additional marketing, said Brandy Evans of the CVB
Gras, plans are well under way for the annual New Orleans Jazz and
Heritage Festival on the weekends of April 28 to 30 and May 5 to 7
at its traditional home, the Fair Grounds Race Course.
Fats Domino, who
was rescued from his flooded Lower Ninth Ward home following
Katrina, has agreed to perform.
That Fats Domino
will be playing is great, said Priez, because so many people saw
him [on network newscasts] being air-lifted out of his house, and
there was confusion later on over whether he was OK. So to have him
here for the festival is just great news all around.
flights, a good sign
in general at Mardi Gras may not be what they have been in the
past, there are additional signs that visitors are eager to
Terry Trippler of
CheapSeats.com said he sees increases in flights into New Orleans
as a post-hurricane barometer of how well the gathering tourism
recovery is going.
The airlines know
when the demand is there, and as the demand grows they will add
more flights, he said. But they will not add them until they see
Flights into and
out of the city that were half-empty for months after the storm
have been filling of late. Priez said flights have grown from a low
of 19 per day after Louis Armstrong Airport reopened in September
to 74 flights a day now.
That will go up
to 78 flights a day, they tell us, during Mardi Gras, Priez
flights numbered 160 a day.
While New Orleans
lawyer David Belfield and others like him still worry publicly
about the citys readiness -- and the appropriateness of a party
this year -- Belfield admits he has essentially lost his bid to
stop Mardi Gras from happening.
He doesnt see
himself as a Grinch.
What makes sense
to me is for the krewes of Mardi Gras to take the money they would
have spent on the party and put it into helping the neighborhoods
and the neighbors who have been hurt, Belfield said. If they all
just adopted one neighborhood, think of the good they could
He also worries
that New Orleans police and firefighters, -many of whom have been
living on cruise ships now scheduled to depart the day after Fat
Tuesday, will be under more stress because of Mardi Gras, and that
will lead to trouble.
Belfields lawsuit -- he has sought unsuccessfully so far to have
Zulus participation in the parade stopped over procedural issues --
is still alive but in limbo, unlikely to interrupt anything
Priez said that
while many understand Belfields concerns and sympathize with some
of his issues, the logistics of Mardi Gras have been thoroughly
thought out by organizers and have been addressed.
medical care has been an issue we locals have been concerned about,
Priez said. We will have one hospital open in the city and two open
in the suburbs.
Priez said that arrangements have been made to set up a hospital,
actually, a 60-bed emergency triage center, in the convention
So I think [the
concern about medical care] has been addressed, she
aspects of serving the public are being dealt with, too, she
Right now, the
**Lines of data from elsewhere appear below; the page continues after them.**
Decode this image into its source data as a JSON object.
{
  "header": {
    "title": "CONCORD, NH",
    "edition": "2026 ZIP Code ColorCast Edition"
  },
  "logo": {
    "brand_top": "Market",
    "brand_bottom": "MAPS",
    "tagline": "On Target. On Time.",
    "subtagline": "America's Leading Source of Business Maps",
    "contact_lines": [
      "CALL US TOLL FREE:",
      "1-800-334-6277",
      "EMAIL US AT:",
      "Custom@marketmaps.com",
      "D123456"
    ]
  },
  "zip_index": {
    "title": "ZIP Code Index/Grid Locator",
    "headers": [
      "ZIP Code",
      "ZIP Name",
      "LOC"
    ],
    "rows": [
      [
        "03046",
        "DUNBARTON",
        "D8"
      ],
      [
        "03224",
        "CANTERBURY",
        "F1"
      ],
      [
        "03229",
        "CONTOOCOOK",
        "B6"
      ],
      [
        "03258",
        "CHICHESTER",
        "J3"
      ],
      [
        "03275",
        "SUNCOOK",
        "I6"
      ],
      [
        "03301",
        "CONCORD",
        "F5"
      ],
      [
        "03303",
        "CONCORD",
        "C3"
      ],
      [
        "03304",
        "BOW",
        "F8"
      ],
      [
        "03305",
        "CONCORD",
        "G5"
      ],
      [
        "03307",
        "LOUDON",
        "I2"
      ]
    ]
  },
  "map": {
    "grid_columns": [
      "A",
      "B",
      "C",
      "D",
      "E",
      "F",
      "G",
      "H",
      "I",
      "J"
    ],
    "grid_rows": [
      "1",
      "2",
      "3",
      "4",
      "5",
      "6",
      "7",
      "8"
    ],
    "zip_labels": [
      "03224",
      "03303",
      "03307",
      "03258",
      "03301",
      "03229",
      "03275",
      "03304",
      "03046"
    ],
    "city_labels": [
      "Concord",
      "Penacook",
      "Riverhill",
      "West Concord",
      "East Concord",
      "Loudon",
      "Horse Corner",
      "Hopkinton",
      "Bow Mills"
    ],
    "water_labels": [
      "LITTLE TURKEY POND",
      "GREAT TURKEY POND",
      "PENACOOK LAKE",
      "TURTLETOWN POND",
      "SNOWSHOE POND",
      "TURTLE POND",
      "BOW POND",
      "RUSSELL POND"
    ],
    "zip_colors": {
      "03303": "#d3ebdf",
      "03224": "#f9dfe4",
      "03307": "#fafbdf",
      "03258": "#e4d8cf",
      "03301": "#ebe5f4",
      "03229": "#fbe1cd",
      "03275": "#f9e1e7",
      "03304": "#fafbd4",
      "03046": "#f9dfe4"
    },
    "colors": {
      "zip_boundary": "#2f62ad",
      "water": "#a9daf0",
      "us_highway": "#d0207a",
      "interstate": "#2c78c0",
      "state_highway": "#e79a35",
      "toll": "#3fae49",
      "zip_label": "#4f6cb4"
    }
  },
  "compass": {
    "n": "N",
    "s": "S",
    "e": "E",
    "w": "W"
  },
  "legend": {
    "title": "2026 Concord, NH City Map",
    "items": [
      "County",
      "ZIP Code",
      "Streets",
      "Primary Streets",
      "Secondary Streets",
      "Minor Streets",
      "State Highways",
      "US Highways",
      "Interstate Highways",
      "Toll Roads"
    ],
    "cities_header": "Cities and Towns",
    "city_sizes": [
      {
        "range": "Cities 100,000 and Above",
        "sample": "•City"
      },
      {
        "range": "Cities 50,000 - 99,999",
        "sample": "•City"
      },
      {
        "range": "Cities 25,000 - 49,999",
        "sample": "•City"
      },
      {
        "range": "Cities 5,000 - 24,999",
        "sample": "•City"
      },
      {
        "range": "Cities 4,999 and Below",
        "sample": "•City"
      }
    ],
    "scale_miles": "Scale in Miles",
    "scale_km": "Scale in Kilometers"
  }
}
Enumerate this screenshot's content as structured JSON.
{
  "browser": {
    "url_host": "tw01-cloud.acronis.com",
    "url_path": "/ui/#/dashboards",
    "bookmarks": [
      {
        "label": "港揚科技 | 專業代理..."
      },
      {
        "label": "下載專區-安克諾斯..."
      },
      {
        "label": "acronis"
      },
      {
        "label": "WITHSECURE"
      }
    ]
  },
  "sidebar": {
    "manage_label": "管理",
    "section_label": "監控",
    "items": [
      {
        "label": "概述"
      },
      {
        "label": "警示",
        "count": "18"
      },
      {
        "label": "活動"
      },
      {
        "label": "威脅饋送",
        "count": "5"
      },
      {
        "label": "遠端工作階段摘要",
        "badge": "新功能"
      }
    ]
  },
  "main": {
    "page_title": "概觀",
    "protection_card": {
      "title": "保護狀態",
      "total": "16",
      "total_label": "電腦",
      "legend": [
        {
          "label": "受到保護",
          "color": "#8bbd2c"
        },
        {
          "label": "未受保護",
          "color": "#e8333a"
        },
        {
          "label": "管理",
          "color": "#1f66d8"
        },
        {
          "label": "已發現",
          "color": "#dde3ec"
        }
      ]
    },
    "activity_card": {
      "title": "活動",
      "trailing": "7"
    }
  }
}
hospitality community has been pretty good about not trying to
overextend themselves, Priez said. We have received more and more
trailers. People are getting apartments, so places to live are
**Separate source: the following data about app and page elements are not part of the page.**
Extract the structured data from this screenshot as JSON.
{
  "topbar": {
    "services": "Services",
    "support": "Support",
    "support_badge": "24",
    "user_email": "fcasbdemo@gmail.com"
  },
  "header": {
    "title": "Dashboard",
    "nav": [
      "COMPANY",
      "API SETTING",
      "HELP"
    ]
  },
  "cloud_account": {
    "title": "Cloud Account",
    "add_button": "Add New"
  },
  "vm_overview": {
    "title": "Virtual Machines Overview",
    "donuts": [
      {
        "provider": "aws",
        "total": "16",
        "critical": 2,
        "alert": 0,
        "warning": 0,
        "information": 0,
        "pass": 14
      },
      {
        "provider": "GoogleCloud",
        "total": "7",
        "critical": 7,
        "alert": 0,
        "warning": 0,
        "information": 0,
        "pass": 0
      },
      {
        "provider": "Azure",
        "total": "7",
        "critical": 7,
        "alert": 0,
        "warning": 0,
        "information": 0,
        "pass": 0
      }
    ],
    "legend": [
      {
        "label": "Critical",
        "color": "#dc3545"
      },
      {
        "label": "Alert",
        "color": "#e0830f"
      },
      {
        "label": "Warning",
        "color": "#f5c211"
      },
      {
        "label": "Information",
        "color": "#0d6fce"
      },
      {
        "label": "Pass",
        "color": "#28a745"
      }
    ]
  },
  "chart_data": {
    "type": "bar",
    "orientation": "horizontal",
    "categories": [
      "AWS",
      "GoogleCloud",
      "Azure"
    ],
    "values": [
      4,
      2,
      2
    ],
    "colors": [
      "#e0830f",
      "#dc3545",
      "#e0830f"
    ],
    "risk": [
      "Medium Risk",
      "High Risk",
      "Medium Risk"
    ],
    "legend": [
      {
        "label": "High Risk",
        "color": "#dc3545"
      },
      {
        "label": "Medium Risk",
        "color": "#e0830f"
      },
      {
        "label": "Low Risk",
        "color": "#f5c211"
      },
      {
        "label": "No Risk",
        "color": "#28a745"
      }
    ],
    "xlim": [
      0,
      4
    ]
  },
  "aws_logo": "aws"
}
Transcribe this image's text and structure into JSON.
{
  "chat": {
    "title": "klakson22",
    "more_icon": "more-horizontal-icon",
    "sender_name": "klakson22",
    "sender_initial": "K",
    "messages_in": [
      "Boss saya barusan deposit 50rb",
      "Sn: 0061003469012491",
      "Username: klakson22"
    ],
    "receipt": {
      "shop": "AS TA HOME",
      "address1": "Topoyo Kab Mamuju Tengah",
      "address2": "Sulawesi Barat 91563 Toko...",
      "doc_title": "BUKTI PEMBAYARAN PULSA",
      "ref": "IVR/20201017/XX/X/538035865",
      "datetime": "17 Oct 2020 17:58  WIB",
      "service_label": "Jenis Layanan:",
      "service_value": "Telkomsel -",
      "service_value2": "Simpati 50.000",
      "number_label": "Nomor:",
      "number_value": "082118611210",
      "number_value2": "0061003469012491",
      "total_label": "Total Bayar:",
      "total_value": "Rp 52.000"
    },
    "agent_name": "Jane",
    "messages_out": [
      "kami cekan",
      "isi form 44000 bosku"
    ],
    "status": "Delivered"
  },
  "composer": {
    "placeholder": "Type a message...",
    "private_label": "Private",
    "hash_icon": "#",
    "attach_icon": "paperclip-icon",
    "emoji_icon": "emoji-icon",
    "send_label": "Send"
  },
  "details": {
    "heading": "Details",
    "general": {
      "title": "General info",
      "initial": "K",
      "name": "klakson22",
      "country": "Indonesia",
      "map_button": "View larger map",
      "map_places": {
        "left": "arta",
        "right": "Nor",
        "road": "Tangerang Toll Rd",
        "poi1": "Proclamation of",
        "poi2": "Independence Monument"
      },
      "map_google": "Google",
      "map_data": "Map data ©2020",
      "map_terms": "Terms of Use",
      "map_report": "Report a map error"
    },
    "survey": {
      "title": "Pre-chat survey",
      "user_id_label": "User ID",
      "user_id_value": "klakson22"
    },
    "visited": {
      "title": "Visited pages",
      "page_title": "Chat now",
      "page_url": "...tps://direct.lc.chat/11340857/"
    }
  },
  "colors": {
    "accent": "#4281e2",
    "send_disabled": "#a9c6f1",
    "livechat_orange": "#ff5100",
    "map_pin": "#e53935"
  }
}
coming on line.
service-worker situation wont be 100% cured by Mardi Gras, but I
dont think visitors will experience a dramatic difference in
waiting times from a normal Mardi Gras. I really dont think they
will see much difference at all.
Like most others
in the travel business in New Orleans, Priez is keeping her fingers
crossed for the financial success of Mardi Gras and hoping that
success will counter some of the devastating images people saw
during the citys desperate days.
We are getting
there, she said. And we are ready for Mardi Gras. The king cakes
reporter Dan Luzadder, send e-mail to [email protected].